"I guess Poe [a WWII veteran with whom she spoke] and I both suffered from a case of it - that soldier's heart."
As she now understands, continued to suffer from PTSD until 15 years later when she decided to go back to Oregon and revisit the crime scene. By investigating what occurred and seeking to bring the perpetrator to justice she began to reconnect with her own deepest emotions.
For the eight years and many trips back and forth from her California home to Oregon, she became part of the community where the crime occurred. He learned that the criminal could no longer be brought to justice because Oregon had a three year statute of limitations on violent crimes that didn't result in death.
She developed ties with members of the community who had never forgotten what happened to her and the trauma of knowing that the crime was most likely committed by a member of their small community.
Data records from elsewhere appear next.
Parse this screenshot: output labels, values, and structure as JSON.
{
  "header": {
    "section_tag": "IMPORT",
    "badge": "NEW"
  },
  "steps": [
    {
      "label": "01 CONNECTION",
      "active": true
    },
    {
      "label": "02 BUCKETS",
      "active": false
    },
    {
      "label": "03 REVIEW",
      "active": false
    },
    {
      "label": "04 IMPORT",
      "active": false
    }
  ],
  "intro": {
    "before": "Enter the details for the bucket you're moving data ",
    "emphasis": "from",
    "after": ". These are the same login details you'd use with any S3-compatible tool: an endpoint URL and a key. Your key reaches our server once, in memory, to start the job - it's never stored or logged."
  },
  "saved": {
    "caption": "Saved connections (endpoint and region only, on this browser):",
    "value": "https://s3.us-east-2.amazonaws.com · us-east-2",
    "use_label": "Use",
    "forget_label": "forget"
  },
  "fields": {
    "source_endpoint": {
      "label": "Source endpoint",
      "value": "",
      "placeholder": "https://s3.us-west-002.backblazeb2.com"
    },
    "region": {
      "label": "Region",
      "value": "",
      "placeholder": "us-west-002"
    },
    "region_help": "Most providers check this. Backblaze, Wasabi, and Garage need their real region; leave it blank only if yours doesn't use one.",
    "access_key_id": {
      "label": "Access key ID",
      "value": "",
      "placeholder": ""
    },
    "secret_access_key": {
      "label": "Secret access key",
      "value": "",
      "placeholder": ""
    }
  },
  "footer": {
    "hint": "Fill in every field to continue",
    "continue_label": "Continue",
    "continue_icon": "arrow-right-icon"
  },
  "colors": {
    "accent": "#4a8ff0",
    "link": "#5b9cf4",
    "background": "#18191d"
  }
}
Indeed, many believed they knew the identity of the killer and couldn't understand why the police refused to follow up leads.
She met other of her attacker's victims, women whom he brutally abused and systematically tortured. In each case he had evaded justice until Jentz arrived in town. With police and other cooperation, she and friends were able to see that he received a five year jail for a current case of abuse.
By putting a face to her nameless attacker, and that she had the power to partially at least make him face the consequences of his acts, was empowering. It was redemptive. Not only did she heal herself but she came to a deeper understanding of the need to fight evil; never to condone by failing to act.
She came to realize that evil that she suffered was not an isolated instance of violence by neither a deranged individual, nor even just an unfortunate occurrence in a fundamentally healthy society. She refers to a "Psychopathy Checklist" used by experts in the field, but finds it insufficient for her own understanding. She writes:
In other words, those with this disorder believe that things or people in the outer world have no dignity of integrity. They experience others as objects, being useful or dangerous to themselves, no more. They are incapable of loving identification with others. They have no reverence for everything.
I've read lots of books on psychopaths. I've read that, for your own good, you should learn to recognize them and keep them at bay. . .
No one can adequately explain the mystery of psychopathy' s origins. . . Bad parenting can encourage the demon seed to flourish, but even more influential: bad culture. A culture that makes a cult out of admiring the badass outlaw. A thrill-seeking culture that promotes the wrong thrills. A culture that does little to teach respect of empathy for others, or respect for their dignity. A culture that doesn' t teach accountability. A culture that values self-gratification, impulsivity, and irresponsibility, and rewards preening narcissism. A culture that promotes the cult of the individual way above social concern and responsibility for others. A culture that diminishes the idea that the individual must be responsible for the well-being of others. A culture that devalues the feminine. [402, 403]
As social critic Lance Morrow writes in Evil:
"A lively awareness of evil, once a part of any healthy mind, must be re-installed in the consciousness of the West. Without an awareness of evil, people become confused, fail to anticipate its ruthless possibilities." 
From the isolated psychopath who takes sadistic pleasure in attacking two defenseless young women to a psychopathology of the present U.S. administration, is a spectrum of evil that cannot be allowed to persist unchecked. It might do some good to give the book to those Democrats in Congress to read, those who refuse to do what it takes to stop George W. Bush.
About the Author: Carol White is Reviews Editor for ePluribus Media. She has edited a small science journal and is presently a free-lance writer, who covers the arts and related matters for her local newspaper.
ePluribus Contributors: avahome, jenn718, and cho